On view at Bradlaugh Hall, a nineteenth-century colonial-era building falling to rack and ruin—such architecture does not dovetail with the current governmental agenda to spotlight the city’s Islamic heritage—were films that riff on the death of the Raj. Here, Zarina Bhimji’s Yellow Patch, 2011, juxtaposed Bombay’s decomposing port trust office (another relic of colonialism) with a cream-colored statue of Queen Victoria, crumbling like an oversize cake. Bhimji’s film underscored Bradlaugh Hall’s decrepitude, with the on-screen scenes of the battered port office echoing the venue’s perilously rotten beams. Yellow Patch’s placement was a reminder that India’s Bombay (renamed Mumbai by Hindu nationalists) and Pakistan’s Lahore share something after all: Politicians on both sides have disavowed the imperial past. At the National College of Arts—once called the Mayo School of Industrial Arts and founded by John Lockwood Kipling, the father of the “poet of Empire,” Rudyard Kipling—Lahori artist and art professor Anwar Saeed’s figurative paintings explored the nuances of male bonding. In Temporary Situations II, 2012, two mustachioed men meet the viewer’s gaze. One decked in traditional garb holds the other firmly by the arm and waist as a ghostly gun hovers over them. Is the first man’s gesture a threat? A protective embrace?

Younus Nomani, An Orange Leaf in a Green Tree, Kashmir, 2018, ink-jet print, 18 × 24".

For an Indian, like me, the biennial was a place of ambiguity, of familiarity mixed with otherness. In Vivan Sundaram’s black-and-white photomontages “Re-take of Amrita,” 2001–2002, the artist injects the bewitching visage of his aunt—the painter Amrita Sher-Gil—onto photographs taken by Umrao Singh Sher-Gil, Amrita’s father and Vivan’s grandfather. Amrita gazes out at us like a phantom, inhabiting images in which she had no “original” presence. Sundaram’s “re-takes” were especially poignant seen in Lahore, where his aunt once lived. In this sense, his work brought her home. Yet the return was an uneasy one. If in Pakistan she is celebrated as a Lahori, in India she is claimed as an Indian modernist. “Re-take” underscores this double identity.

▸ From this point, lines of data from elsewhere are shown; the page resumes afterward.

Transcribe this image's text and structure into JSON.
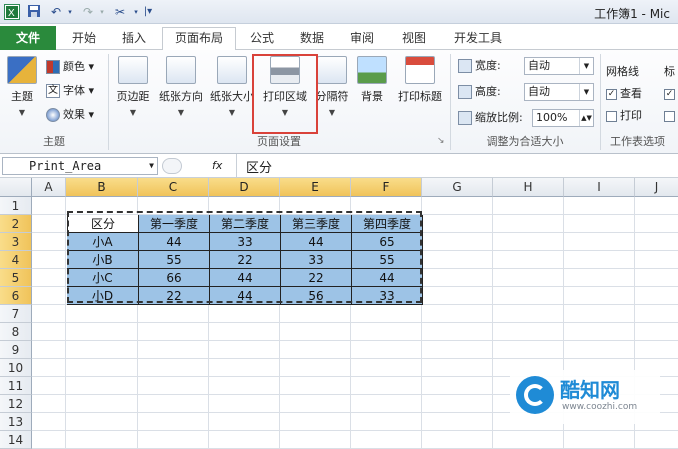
{
  "titlebar": {
    "title": "工作簿1 - Mic",
    "save_icon": "save-icon",
    "undo_icon": "undo-icon",
    "redo_icon": "redo-icon"
  },
  "tabs": [
    "文件",
    "开始",
    "插入",
    "页面布局",
    "公式",
    "数据",
    "审阅",
    "视图",
    "开发工具"
  ],
  "active_tab": "页面布局",
  "ribbon": {
    "theme_group": {
      "main": "主题",
      "colors": "颜色",
      "fonts": "字体",
      "effects": "效果",
      "label": "主题"
    },
    "page_setup": {
      "margins": "页边距",
      "orientation": "纸张方向",
      "size": "纸张大小",
      "print_area": "打印区域",
      "breaks": "分隔符",
      "background": "背景",
      "print_titles": "打印标题",
      "label": "页面设置"
    },
    "scale_group": {
      "width_label": "宽度:",
      "width_value": "自动",
      "height_label": "高度:",
      "height_value": "自动",
      "scale_label": "缩放比例:",
      "scale_value": "100%",
      "label": "调整为合适大小"
    },
    "sheet_options": {
      "gridlines": "网格线",
      "headings_short": "标",
      "view": "查看",
      "print": "打印",
      "label": "工作表选项"
    },
    "highlight_color": "#d9423a"
  },
  "formula_bar": {
    "name_box": "Print_Area",
    "fx": "fx",
    "content": "区分"
  },
  "columns": [
    "A",
    "B",
    "C",
    "D",
    "E",
    "F",
    "G",
    "H",
    "I",
    "J"
  ],
  "rows": [
    "1",
    "2",
    "3",
    "4",
    "5",
    "6",
    "7",
    "8",
    "9",
    "10",
    "11",
    "12",
    "13",
    "14"
  ],
  "table": {
    "header": [
      "区分",
      "第一季度",
      "第二季度",
      "第三季度",
      "第四季度"
    ],
    "rows": [
      [
        "小A",
        "44",
        "33",
        "44",
        "65"
      ],
      [
        "小B",
        "55",
        "22",
        "33",
        "55"
      ],
      [
        "小C",
        "66",
        "44",
        "22",
        "44"
      ],
      [
        "小D",
        "22",
        "44",
        "56",
        "33"
      ]
    ]
  },
  "watermark": {
    "name": "酷知网",
    "url": "www.coozhi.com"
  },
  "colors": {
    "file_tab": "#2a8a3c",
    "cell_fill": "#9dc3e6",
    "selected_header": "#f0c35a"
  }
}
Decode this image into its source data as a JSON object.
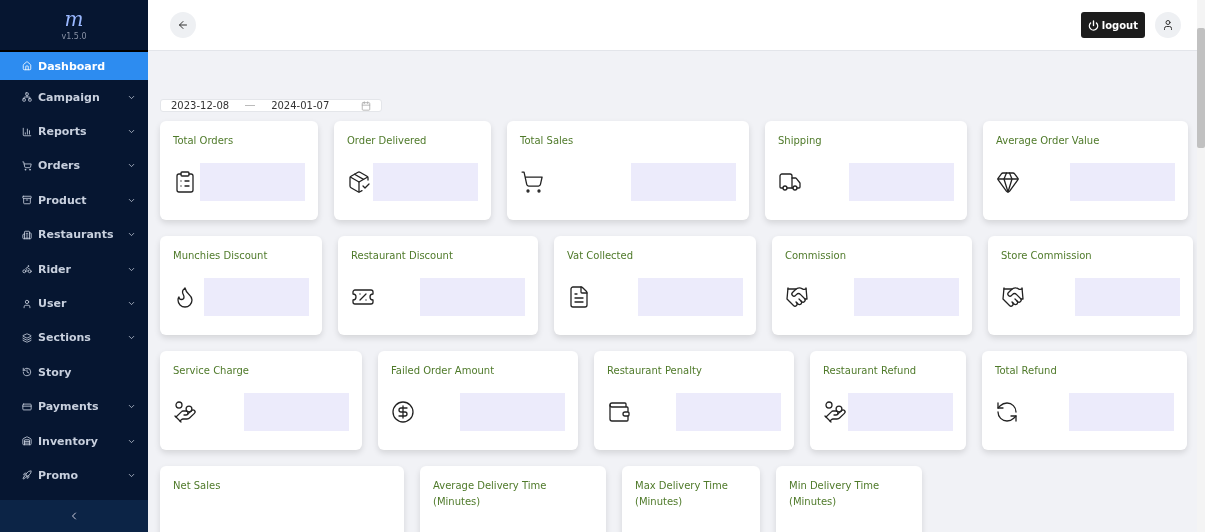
{
  "sidebar": {
    "logo": "m",
    "version": "v1.5.0",
    "items": [
      {
        "label": "Dashboard",
        "selected": true,
        "has_submenu": false
      },
      {
        "label": "Campaign",
        "selected": false,
        "has_submenu": true
      },
      {
        "label": "Reports",
        "selected": false,
        "has_submenu": true
      },
      {
        "label": "Orders",
        "selected": false,
        "has_submenu": true
      },
      {
        "label": "Product",
        "selected": false,
        "has_submenu": true
      },
      {
        "label": "Restaurants",
        "selected": false,
        "has_submenu": true
      },
      {
        "label": "Rider",
        "selected": false,
        "has_submenu": true
      },
      {
        "label": "User",
        "selected": false,
        "has_submenu": true
      },
      {
        "label": "Sections",
        "selected": false,
        "has_submenu": true
      },
      {
        "label": "Story",
        "selected": false,
        "has_submenu": false
      },
      {
        "label": "Payments",
        "selected": false,
        "has_submenu": true
      },
      {
        "label": "Inventory",
        "selected": false,
        "has_submenu": true
      },
      {
        "label": "Promo",
        "selected": false,
        "has_submenu": true
      }
    ]
  },
  "header": {
    "logout": "logout"
  },
  "date_range": {
    "start": "2023-12-08",
    "end": "2024-01-07"
  },
  "card_rows": [
    [
      {
        "title": "Total Orders"
      },
      {
        "title": "Order Delivered"
      },
      {
        "title": "Total Sales"
      },
      {
        "title": "Shipping"
      },
      {
        "title": "Average Order Value"
      }
    ],
    [
      {
        "title": "Munchies Discount"
      },
      {
        "title": "Restaurant Discount"
      },
      {
        "title": "Vat Collected"
      },
      {
        "title": "Commission"
      },
      {
        "title": "Store Commission"
      }
    ],
    [
      {
        "title": "Service Charge"
      },
      {
        "title": "Failed Order Amount"
      },
      {
        "title": "Restaurant Penalty"
      },
      {
        "title": "Restaurant Refund"
      },
      {
        "title": "Total Refund"
      }
    ],
    [
      {
        "title": "Net Sales"
      },
      {
        "title": "Average Delivery Time (Minutes)"
      },
      {
        "title": "Max Delivery Time (Minutes)"
      },
      {
        "title": "Min Delivery Time (Minutes)"
      }
    ]
  ]
}
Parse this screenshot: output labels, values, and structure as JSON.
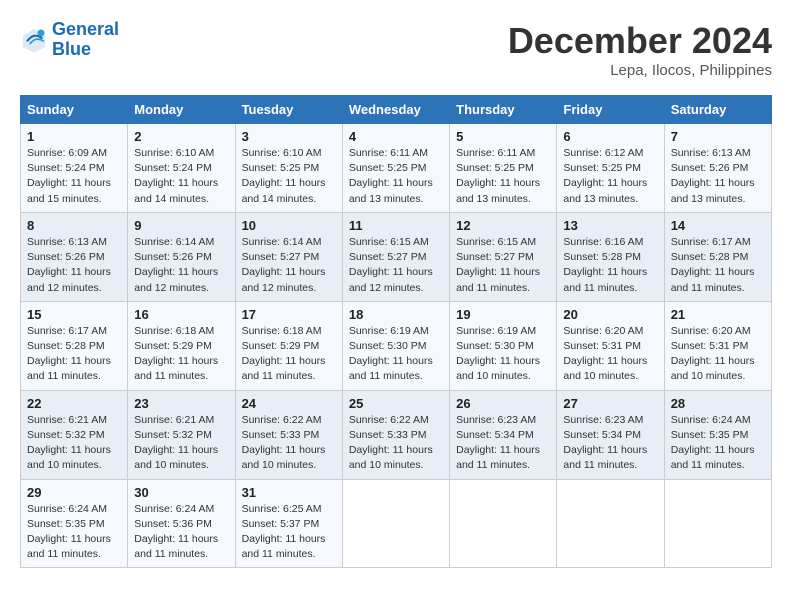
{
  "logo": {
    "line1": "General",
    "line2": "Blue"
  },
  "title": "December 2024",
  "subtitle": "Lepa, Ilocos, Philippines",
  "days_header": [
    "Sunday",
    "Monday",
    "Tuesday",
    "Wednesday",
    "Thursday",
    "Friday",
    "Saturday"
  ],
  "weeks": [
    [
      {
        "day": "1",
        "sunrise": "6:09 AM",
        "sunset": "5:24 PM",
        "daylight": "11 hours and 15 minutes."
      },
      {
        "day": "2",
        "sunrise": "6:10 AM",
        "sunset": "5:24 PM",
        "daylight": "11 hours and 14 minutes."
      },
      {
        "day": "3",
        "sunrise": "6:10 AM",
        "sunset": "5:25 PM",
        "daylight": "11 hours and 14 minutes."
      },
      {
        "day": "4",
        "sunrise": "6:11 AM",
        "sunset": "5:25 PM",
        "daylight": "11 hours and 13 minutes."
      },
      {
        "day": "5",
        "sunrise": "6:11 AM",
        "sunset": "5:25 PM",
        "daylight": "11 hours and 13 minutes."
      },
      {
        "day": "6",
        "sunrise": "6:12 AM",
        "sunset": "5:25 PM",
        "daylight": "11 hours and 13 minutes."
      },
      {
        "day": "7",
        "sunrise": "6:13 AM",
        "sunset": "5:26 PM",
        "daylight": "11 hours and 13 minutes."
      }
    ],
    [
      {
        "day": "8",
        "sunrise": "6:13 AM",
        "sunset": "5:26 PM",
        "daylight": "11 hours and 12 minutes."
      },
      {
        "day": "9",
        "sunrise": "6:14 AM",
        "sunset": "5:26 PM",
        "daylight": "11 hours and 12 minutes."
      },
      {
        "day": "10",
        "sunrise": "6:14 AM",
        "sunset": "5:27 PM",
        "daylight": "11 hours and 12 minutes."
      },
      {
        "day": "11",
        "sunrise": "6:15 AM",
        "sunset": "5:27 PM",
        "daylight": "11 hours and 12 minutes."
      },
      {
        "day": "12",
        "sunrise": "6:15 AM",
        "sunset": "5:27 PM",
        "daylight": "11 hours and 11 minutes."
      },
      {
        "day": "13",
        "sunrise": "6:16 AM",
        "sunset": "5:28 PM",
        "daylight": "11 hours and 11 minutes."
      },
      {
        "day": "14",
        "sunrise": "6:17 AM",
        "sunset": "5:28 PM",
        "daylight": "11 hours and 11 minutes."
      }
    ],
    [
      {
        "day": "15",
        "sunrise": "6:17 AM",
        "sunset": "5:28 PM",
        "daylight": "11 hours and 11 minutes."
      },
      {
        "day": "16",
        "sunrise": "6:18 AM",
        "sunset": "5:29 PM",
        "daylight": "11 hours and 11 minutes."
      },
      {
        "day": "17",
        "sunrise": "6:18 AM",
        "sunset": "5:29 PM",
        "daylight": "11 hours and 11 minutes."
      },
      {
        "day": "18",
        "sunrise": "6:19 AM",
        "sunset": "5:30 PM",
        "daylight": "11 hours and 11 minutes."
      },
      {
        "day": "19",
        "sunrise": "6:19 AM",
        "sunset": "5:30 PM",
        "daylight": "11 hours and 10 minutes."
      },
      {
        "day": "20",
        "sunrise": "6:20 AM",
        "sunset": "5:31 PM",
        "daylight": "11 hours and 10 minutes."
      },
      {
        "day": "21",
        "sunrise": "6:20 AM",
        "sunset": "5:31 PM",
        "daylight": "11 hours and 10 minutes."
      }
    ],
    [
      {
        "day": "22",
        "sunrise": "6:21 AM",
        "sunset": "5:32 PM",
        "daylight": "11 hours and 10 minutes."
      },
      {
        "day": "23",
        "sunrise": "6:21 AM",
        "sunset": "5:32 PM",
        "daylight": "11 hours and 10 minutes."
      },
      {
        "day": "24",
        "sunrise": "6:22 AM",
        "sunset": "5:33 PM",
        "daylight": "11 hours and 10 minutes."
      },
      {
        "day": "25",
        "sunrise": "6:22 AM",
        "sunset": "5:33 PM",
        "daylight": "11 hours and 10 minutes."
      },
      {
        "day": "26",
        "sunrise": "6:23 AM",
        "sunset": "5:34 PM",
        "daylight": "11 hours and 11 minutes."
      },
      {
        "day": "27",
        "sunrise": "6:23 AM",
        "sunset": "5:34 PM",
        "daylight": "11 hours and 11 minutes."
      },
      {
        "day": "28",
        "sunrise": "6:24 AM",
        "sunset": "5:35 PM",
        "daylight": "11 hours and 11 minutes."
      }
    ],
    [
      {
        "day": "29",
        "sunrise": "6:24 AM",
        "sunset": "5:35 PM",
        "daylight": "11 hours and 11 minutes."
      },
      {
        "day": "30",
        "sunrise": "6:24 AM",
        "sunset": "5:36 PM",
        "daylight": "11 hours and 11 minutes."
      },
      {
        "day": "31",
        "sunrise": "6:25 AM",
        "sunset": "5:37 PM",
        "daylight": "11 hours and 11 minutes."
      },
      null,
      null,
      null,
      null
    ]
  ]
}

For an Indian, like me, the biennial was a place of ambiguity, of familiarity mixed with otherness.

Elsewhere, too, the specter of India loomed. Younus Nomani’s monochrome photograph An Orange Leaf in a Green Tree, 2018, was shot in Kashmir. As Nomani’s male protagonists laugh at us from verdant vistas, we feel prickles of apprehension: Kashmir is the site of a bloody battle between India and Pakistan, one that dates to 1947, the year of their dual independence from the British Empire and of the violent rift it would leave between the two countries. As the moon is the dark double of the sun, so the two nations shadow each other, leaving Nomani’s Kashmiris suspended in between. 

Zehra Jumabhoy is an associate lecturer at the Courtauld Institute of Art, London, where she completed her doctorate on Indian art and nationalism in 2017.